Many startups will look at profitability in the future and must manage to conserve cash for at least 12 months. On the business side, we will be global but the political side, which believes in self sufficiency of the internal economy, has led to a major blow to globalisation. If you are self-sufficient, you don’t see the blow of the pandemic to the economy because there is a lot of consumption within. But, if our exports were huge, we would have been hurt now.
Coronavirus has also brought to the fore the fact that we need to collaborate on the healthcare side. We are sending medicines to other parts of the world. This collaboration will only increase significantly.
As a country, we are trying to increase domestic manufacturing; this is a clarion call that we need to focus on in the future.
YS: What is the role of the government during the current pandemic?

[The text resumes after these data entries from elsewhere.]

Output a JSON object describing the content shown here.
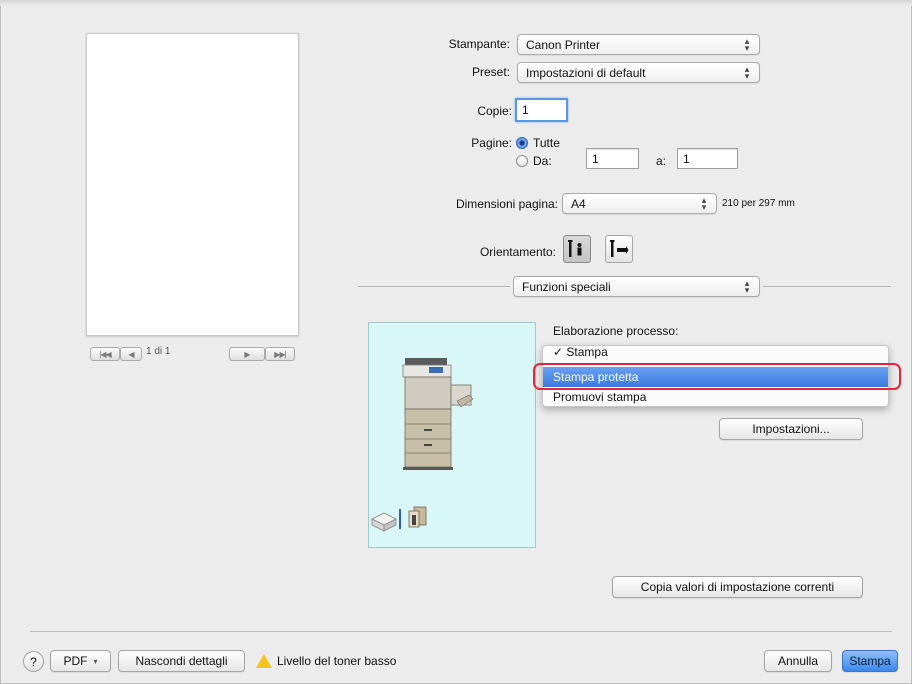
{
  "preview": {
    "page_counter": "1 di 1",
    "nav": {
      "first": "|◀◀",
      "prev": "◀",
      "next": "▶",
      "last": "▶▶|"
    }
  },
  "printer": {
    "label": "Stampante:",
    "value": "Canon Printer"
  },
  "preset": {
    "label": "Preset:",
    "value": "Impostazioni di default"
  },
  "copies": {
    "label": "Copie:",
    "value": "1"
  },
  "pages": {
    "label": "Pagine:",
    "all_label": "Tutte",
    "from_label": "Da:",
    "from_value": "1",
    "to_label": "a:",
    "to_value": "1"
  },
  "paper_size": {
    "label": "Dimensioni pagina:",
    "value": "A4",
    "dimensions": "210 per 297 mm"
  },
  "orientation": {
    "label": "Orientamento:"
  },
  "section_popup": {
    "value": "Funzioni speciali"
  },
  "job_processing": {
    "label": "Elaborazione processo:",
    "menu_items": [
      "✓ Stampa",
      "Stampa protetta",
      "Promuovi stampa"
    ],
    "highlighted_index": 1
  },
  "settings_button": "Impostazioni...",
  "copy_settings_button": "Copia valori di impostazione correnti",
  "footer": {
    "help": "?",
    "pdf": "PDF",
    "hide_details": "Nascondi dettagli",
    "warning_text": "Livello del toner basso",
    "cancel": "Annulla",
    "print": "Stampa"
  },
  "colors": {
    "accent": "#3a7ae0",
    "highlight_ring": "#e2263c",
    "preview_bg": "#d9f7f7",
    "warning": "#f3c21b"
  }
}
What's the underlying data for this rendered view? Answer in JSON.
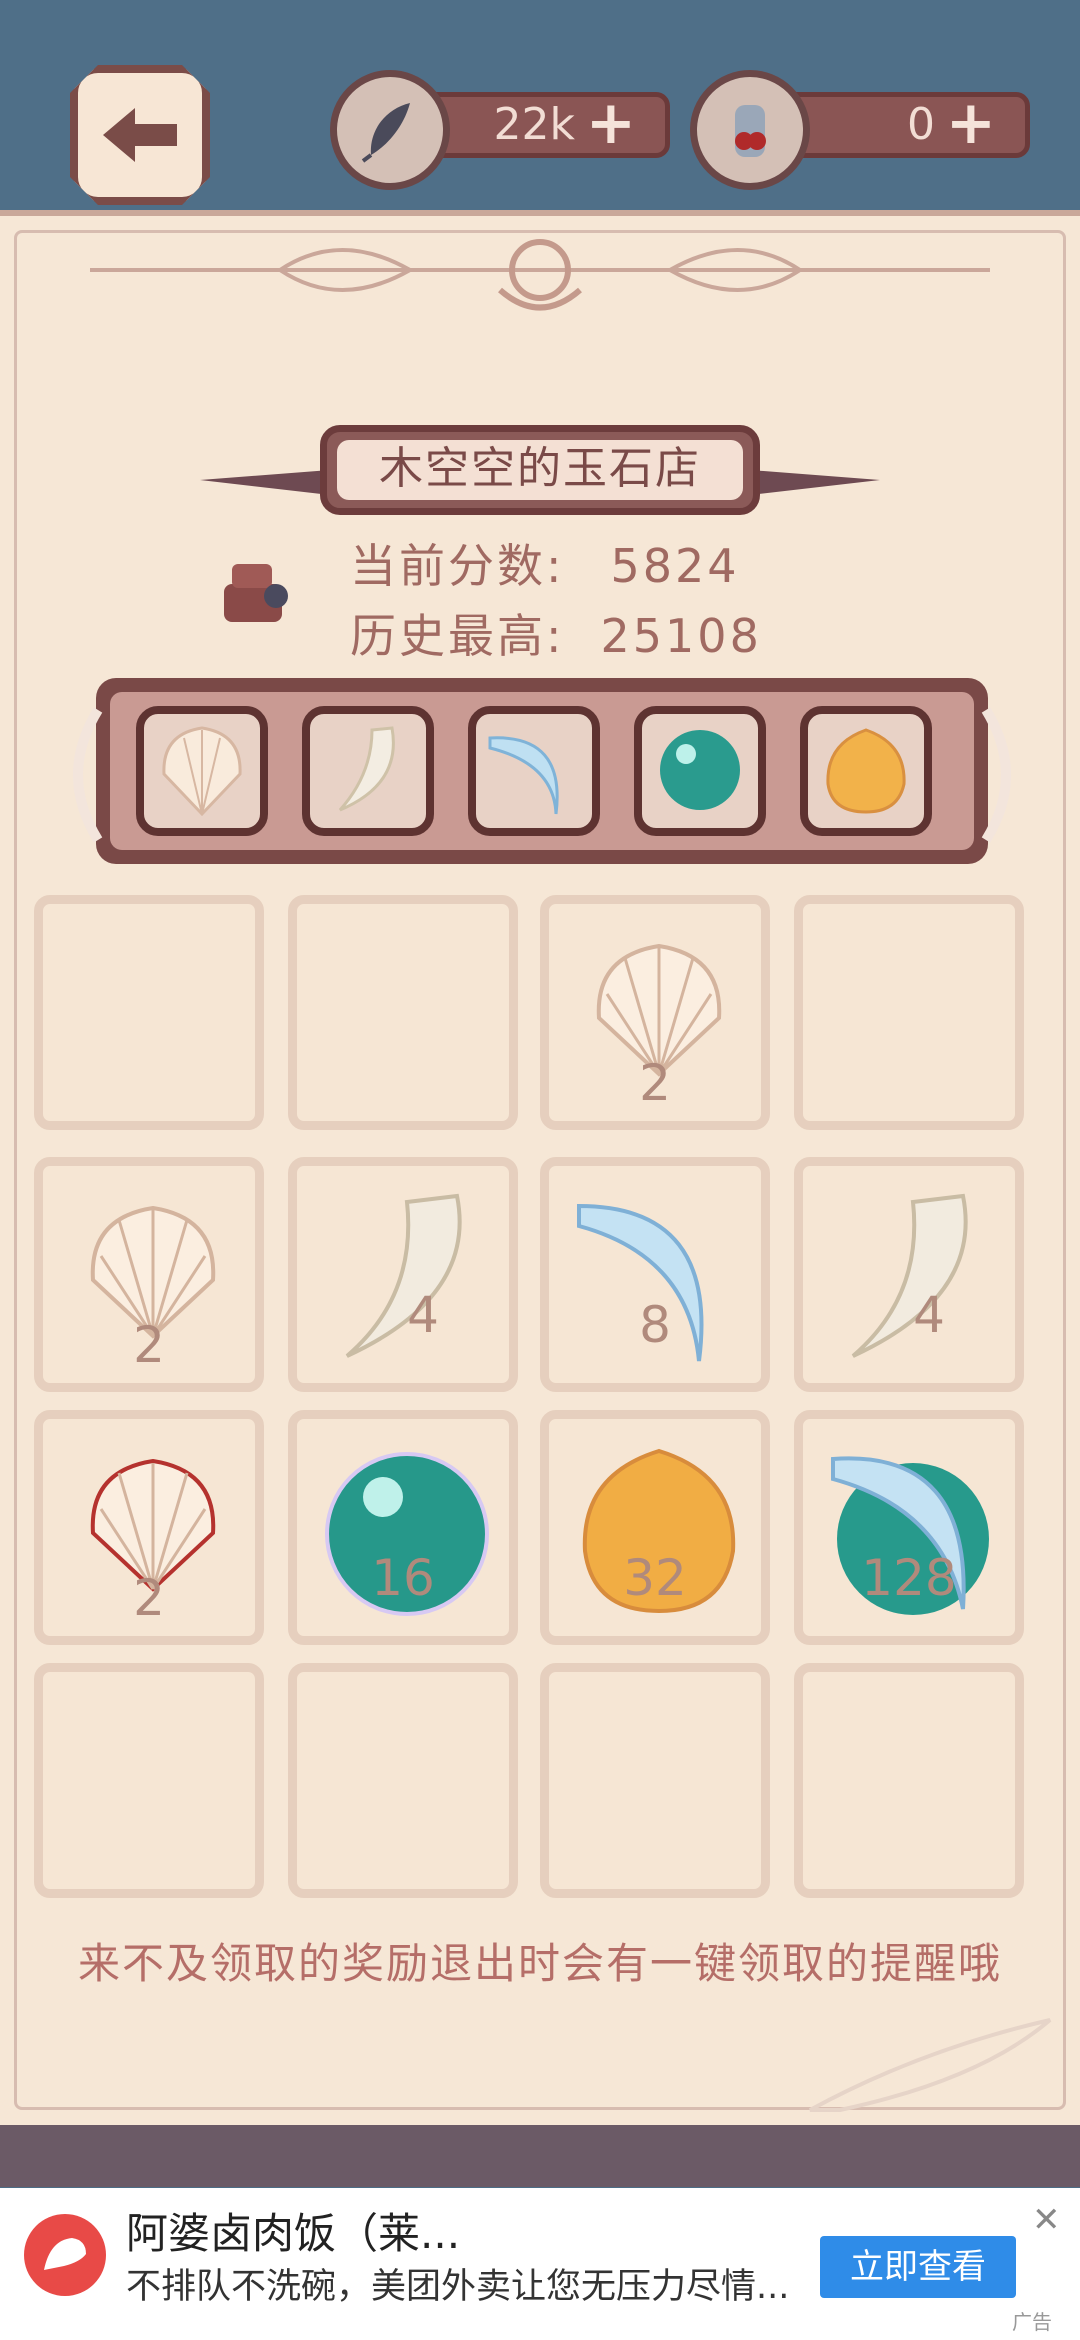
{
  "resources": {
    "feather": {
      "value": "22k",
      "icon": "feather-icon"
    },
    "potion": {
      "value": "0",
      "icon": "potion-jar-icon"
    },
    "plus_symbol": "+"
  },
  "shop": {
    "title": "木空空的玉石店",
    "current_score_label": "当前分数:",
    "current_score": "5824",
    "high_score_label": "历史最高:",
    "high_score": "25108"
  },
  "item_bar": [
    "scallop-shell-icon",
    "fang-icon",
    "blue-claw-icon",
    "teal-pearl-icon",
    "amber-gem-icon"
  ],
  "grid": [
    [
      "",
      "",
      "2",
      ""
    ],
    [
      "2",
      "4",
      "8",
      "4"
    ],
    [
      "2",
      "16",
      "32",
      "128"
    ],
    [
      "",
      "",
      "",
      ""
    ]
  ],
  "tip": "来不及领取的奖励退出时会有一键领取的提醒哦",
  "ad": {
    "title": "阿婆卤肉饭（莱...",
    "description": "不排队不洗碗，美团外卖让您无压力尽情...",
    "button": "立即查看",
    "tag": "广告",
    "close": "✕"
  }
}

KG: From startups and SMEs to MSMEs and large companies, they all need support from the government because no one knew that this pandemic would hit everyone so hard.
People in the unorganised sector will be supported under the direct beneficiary transfer schemes. Similarly, the government should help businesses as they create products and services for society to consume.
Many industry bodies are in talks with the government and have apprised them about the economic turmoil that will ensue. Many countries have spent 10 to 15 percent of their GDP on supporting society and industry. India has spent only one percent of the GDP so far and it is not enough to fight the crisis. We should take it to 10 percent.
The CII has set up multiple task forces and I chair the organisation’s startup committee. There is constant communication with the government and hopefully they support us more.
YS: You have helped the sciences in your personal capacity. How do you view scientific research going forward?
KG: We need to increase our spending on modern medical research, including DNA and gene sequencing. For example, is the virus spreading in India different, is it mutating, can we look at the response of different treatments within our country? We need to strengthen our research and invest in the right things.
(Edited by Teja Lele Desai)